*YOUR OBJECTIVE*
The required result is a line count: how many lines in this data hold the word "arrow". Give only that.

::: DATA PROVIDED :::

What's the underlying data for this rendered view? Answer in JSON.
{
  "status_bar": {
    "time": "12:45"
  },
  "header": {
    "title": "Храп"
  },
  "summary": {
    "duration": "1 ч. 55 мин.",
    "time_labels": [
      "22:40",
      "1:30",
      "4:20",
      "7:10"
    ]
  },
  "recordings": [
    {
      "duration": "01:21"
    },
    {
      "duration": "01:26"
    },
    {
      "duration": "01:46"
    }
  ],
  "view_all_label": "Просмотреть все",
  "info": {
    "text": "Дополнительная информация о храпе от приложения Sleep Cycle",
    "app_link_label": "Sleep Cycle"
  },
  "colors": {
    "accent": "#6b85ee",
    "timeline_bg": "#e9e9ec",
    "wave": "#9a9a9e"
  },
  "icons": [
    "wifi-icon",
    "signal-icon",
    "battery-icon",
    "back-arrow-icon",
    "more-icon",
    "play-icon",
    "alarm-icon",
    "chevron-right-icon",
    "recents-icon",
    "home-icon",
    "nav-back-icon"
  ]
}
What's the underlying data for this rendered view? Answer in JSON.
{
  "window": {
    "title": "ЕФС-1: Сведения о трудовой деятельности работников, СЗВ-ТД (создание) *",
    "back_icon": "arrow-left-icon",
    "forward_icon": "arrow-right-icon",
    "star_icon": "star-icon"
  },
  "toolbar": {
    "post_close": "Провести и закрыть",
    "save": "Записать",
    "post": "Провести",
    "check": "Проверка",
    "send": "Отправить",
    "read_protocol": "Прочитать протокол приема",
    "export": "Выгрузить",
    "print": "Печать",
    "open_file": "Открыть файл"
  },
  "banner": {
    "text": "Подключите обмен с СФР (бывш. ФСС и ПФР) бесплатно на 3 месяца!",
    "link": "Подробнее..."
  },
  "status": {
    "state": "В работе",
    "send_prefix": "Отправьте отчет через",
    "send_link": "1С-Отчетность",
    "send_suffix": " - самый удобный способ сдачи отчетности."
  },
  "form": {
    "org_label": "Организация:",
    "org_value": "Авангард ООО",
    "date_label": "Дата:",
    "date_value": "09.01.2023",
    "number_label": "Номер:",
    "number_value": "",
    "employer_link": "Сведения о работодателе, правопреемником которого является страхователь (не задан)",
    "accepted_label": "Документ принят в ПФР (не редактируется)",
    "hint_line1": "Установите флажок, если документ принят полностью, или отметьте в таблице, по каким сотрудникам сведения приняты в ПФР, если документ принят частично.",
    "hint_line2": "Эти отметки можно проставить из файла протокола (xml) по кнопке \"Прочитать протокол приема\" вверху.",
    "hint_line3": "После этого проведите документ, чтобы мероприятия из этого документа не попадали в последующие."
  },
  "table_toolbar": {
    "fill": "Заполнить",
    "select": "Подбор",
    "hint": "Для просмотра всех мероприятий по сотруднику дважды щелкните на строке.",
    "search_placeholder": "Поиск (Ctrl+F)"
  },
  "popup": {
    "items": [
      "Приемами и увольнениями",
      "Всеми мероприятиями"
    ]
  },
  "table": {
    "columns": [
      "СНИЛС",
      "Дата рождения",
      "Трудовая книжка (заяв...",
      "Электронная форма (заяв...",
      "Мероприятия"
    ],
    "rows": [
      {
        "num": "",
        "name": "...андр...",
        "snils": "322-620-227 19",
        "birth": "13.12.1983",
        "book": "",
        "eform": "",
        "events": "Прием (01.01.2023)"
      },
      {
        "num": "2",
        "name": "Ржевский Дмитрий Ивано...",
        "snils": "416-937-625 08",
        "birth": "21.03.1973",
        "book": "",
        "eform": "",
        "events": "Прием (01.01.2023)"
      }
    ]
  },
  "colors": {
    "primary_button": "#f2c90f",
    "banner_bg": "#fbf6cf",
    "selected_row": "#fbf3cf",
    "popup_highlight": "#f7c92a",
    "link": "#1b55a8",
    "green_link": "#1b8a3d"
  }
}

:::

*ANSWER BELOW*
3